Although Vancouver, Canada-based Studio B Productions has always been a prodigious animation company, this year’s anticipated output of more than 140 eps takes it to a whole new level. And above and beyond the sheer bulk of the annual yield, nearly 75% the toon episodes will be from indigenous series. These in-house originals include Yakkity Yak, a 52 x 11-minute show about an aspiring stand-up yak comedian (for Canada’s Teletoon in 2003, with Kapow Pictures in Australia); and 26 half hours of a spooky book spin-off called Into the Shadows (for Canada’s Family Channel, with Westport, Connecticut-based Smart Kids Publishing).
With a team of more than 100 professionals, 14-year-old Studio B is certainly capable of producing an entire show under its own roof, but as an independent company, it faces the usual challenges when it comes to financing its own projects–and creative partnerships are the solution. A good example of the right fit can be found in Studio B’s co-pro partnership with TV-Loonland on Something Else. ‘TV-L has an animation studio and distribution channels in Europe, while we bring North American creative sensibilities and can raise money out of Canada,’ says co-founder and partner Blair Peters.
In the same vein, Studio B is co-developing a sardonic 2-D series for nine- to 12-year-olds with Toronto, Canada’s Decode. Flakes centers around a gang of breakfast cereal spokescharacters that, unlike Tony the Tiger and Toucan Sam, never really made it to the big time.

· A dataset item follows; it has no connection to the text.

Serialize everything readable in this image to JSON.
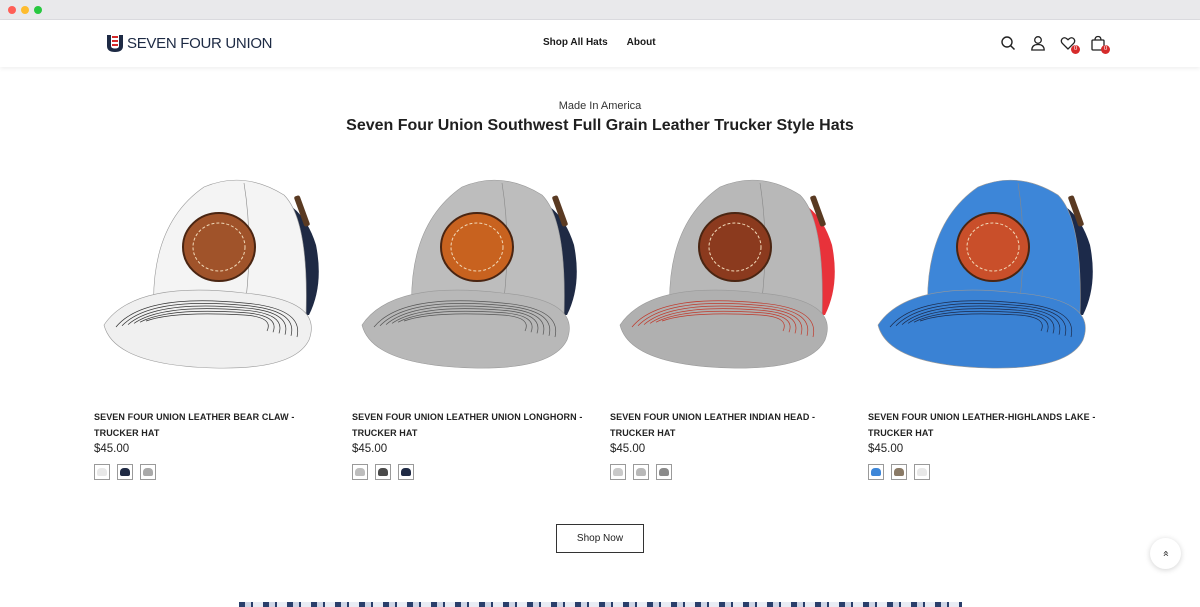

Although a lot of energy will be put into next year’s new shows, co-founding partner Chris Bartleman would also like to start maximizing the untapped potential of the shop’s older properties. ‘By the end of this year, we’d like to be on track for getting licensing and merchandising going,’ he says. Plans include launching D’Myna Leagues on video with Aston Entertainment. ‘We don’t really want to do more cartoons, but we want to get more out of them,’ says Bartleman. ‘That’s a big stream of income we’re not really capitalizing on at all.’